Welcome to your Wednesday edition of our daily news roundup! Each day on Technapex, we’ll be assembling and posting the top edtech news of the week to keep you in the loop of all things education and technology related. To stay updated on our edtech news, make sure to follow us on Twitter: @Technapex.

Higher Ed

Why Gamification Is Winning Points on Campus – EdTech Magazine

  • Jennifer Zaino discusses the recent expansion of educational gamification intohigher ed institutions. RIT’s MAGIC center aims to use games to educate college students about the realities of loans and student debt in a fresh and entertaining platform.

No More Double-Spending – Inside Higher Ed

  • Ry Rivard shares Stanford University’s push to end unnecessary student spending. Many students were found to be spending unnecessary money on resources published for free online by the university, the issue SIPX looks to correct.

Higher Education in the 21st Century: Is the Classroom Obsolete? – The Huffington Post

  • Angel Cabrera and Callie Le Renard discuss the impacts that education technology and online learning will have on the future of higher education. With the conversion from brick and mortar to virtual classrooms, students will find themselves with increased resources and less in-person instruction, while colleges will have to adopt new business models in order to remain financially sustainable.


More schools use cellphones as learning tools – USA TODAY

  • Josh Higgins discusses the implementation of cellphones and other portable devices within the classroom. By using the phones in constructive ways, students are more excited to learn as teachers use the new technology to employ more creative lesson plans.

Activate Instruction Puts Students in the Driver’s Seat – EdSurge

  • Christina Quattrocchi reports on Activate Instruction’s latest initiative to put students in control of the lesson plan.
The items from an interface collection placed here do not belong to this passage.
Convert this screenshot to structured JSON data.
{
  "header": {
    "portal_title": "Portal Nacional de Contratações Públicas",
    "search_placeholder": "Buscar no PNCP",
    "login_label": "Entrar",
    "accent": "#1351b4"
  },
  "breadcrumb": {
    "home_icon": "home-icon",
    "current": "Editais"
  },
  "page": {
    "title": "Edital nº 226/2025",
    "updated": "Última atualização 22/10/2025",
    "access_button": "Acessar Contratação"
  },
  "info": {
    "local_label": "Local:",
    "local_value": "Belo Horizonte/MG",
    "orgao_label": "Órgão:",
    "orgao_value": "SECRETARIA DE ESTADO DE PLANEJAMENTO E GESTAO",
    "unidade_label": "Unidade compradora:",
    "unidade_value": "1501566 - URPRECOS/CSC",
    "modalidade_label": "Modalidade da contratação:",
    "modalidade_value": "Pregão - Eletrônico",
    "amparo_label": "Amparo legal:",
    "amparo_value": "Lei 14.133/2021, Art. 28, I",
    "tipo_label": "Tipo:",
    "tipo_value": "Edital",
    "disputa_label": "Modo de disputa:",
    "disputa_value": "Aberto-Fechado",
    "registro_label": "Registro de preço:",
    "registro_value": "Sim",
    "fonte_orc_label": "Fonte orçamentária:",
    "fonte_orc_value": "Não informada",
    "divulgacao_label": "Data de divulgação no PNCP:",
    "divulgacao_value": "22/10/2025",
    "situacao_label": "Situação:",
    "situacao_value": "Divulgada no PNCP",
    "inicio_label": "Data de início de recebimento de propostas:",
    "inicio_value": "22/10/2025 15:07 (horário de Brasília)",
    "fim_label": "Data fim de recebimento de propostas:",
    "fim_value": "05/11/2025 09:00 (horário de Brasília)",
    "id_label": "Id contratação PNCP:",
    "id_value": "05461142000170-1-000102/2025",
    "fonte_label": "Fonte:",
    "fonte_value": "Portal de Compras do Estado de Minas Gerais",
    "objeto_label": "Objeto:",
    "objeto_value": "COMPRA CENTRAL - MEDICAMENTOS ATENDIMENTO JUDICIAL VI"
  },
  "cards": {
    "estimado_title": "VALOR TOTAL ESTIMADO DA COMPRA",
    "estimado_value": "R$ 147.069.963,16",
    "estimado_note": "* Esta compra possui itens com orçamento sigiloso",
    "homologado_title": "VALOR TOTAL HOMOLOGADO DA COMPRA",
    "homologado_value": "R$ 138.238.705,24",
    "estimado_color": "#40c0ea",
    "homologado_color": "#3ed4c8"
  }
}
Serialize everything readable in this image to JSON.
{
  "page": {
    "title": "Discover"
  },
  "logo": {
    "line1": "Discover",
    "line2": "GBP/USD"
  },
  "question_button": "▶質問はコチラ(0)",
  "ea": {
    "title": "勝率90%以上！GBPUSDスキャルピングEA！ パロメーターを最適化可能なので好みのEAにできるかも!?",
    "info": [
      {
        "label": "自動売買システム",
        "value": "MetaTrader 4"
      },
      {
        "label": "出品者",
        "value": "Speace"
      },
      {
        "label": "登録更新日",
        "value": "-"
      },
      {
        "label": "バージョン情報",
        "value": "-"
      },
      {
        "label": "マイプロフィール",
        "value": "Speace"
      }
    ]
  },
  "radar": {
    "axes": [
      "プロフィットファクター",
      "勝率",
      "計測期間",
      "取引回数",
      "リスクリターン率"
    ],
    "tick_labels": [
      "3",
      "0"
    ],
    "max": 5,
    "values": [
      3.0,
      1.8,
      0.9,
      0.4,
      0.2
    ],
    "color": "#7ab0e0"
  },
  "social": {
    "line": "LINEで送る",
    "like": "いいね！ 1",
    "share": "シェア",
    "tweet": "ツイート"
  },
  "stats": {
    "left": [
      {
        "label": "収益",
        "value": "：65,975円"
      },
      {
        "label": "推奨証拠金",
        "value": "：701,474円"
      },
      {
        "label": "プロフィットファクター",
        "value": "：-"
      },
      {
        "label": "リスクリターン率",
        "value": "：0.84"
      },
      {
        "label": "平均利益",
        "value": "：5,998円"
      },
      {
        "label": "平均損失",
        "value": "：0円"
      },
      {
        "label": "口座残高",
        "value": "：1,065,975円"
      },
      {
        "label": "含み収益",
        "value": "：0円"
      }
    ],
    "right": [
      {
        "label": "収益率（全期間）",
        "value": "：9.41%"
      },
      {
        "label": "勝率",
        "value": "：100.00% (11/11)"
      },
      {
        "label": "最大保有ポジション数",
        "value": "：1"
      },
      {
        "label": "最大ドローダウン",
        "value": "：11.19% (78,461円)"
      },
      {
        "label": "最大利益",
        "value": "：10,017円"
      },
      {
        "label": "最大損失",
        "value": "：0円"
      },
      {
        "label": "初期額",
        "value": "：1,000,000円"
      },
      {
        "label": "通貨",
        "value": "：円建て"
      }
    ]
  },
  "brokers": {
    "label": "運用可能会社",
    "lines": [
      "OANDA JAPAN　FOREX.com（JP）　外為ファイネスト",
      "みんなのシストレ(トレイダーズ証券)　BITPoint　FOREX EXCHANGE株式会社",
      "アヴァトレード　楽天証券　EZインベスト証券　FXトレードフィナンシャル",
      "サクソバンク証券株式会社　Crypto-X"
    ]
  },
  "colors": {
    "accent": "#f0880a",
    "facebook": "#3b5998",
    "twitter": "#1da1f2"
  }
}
Through their new online resources, students can create their own “playlists” to work through at their own pace, and are able to collaborate with their classmates in the virtual environment to complete educational tasks.

A new class of education start-up – Financial Times

  • Philip Broughton shares the story of Stephanie Dua, an edtech entrepreneur who used to be responsible for raising funds for the New York public schooling system. Dua’s shift from the public to the private education sector may signal the imminent shift away toward greater tech implementation within classrooms.

15 startups graduate from DreamIt Ventures’ NYC summer class – VentureBeat

  • Devindra Hardawar provides coverage of DreamIt Ventures’ Demo Day for edtech startups. He gives brief summaries of the accelerator’s companies, and is continually updating the article as he encounters more startups worth mentioning.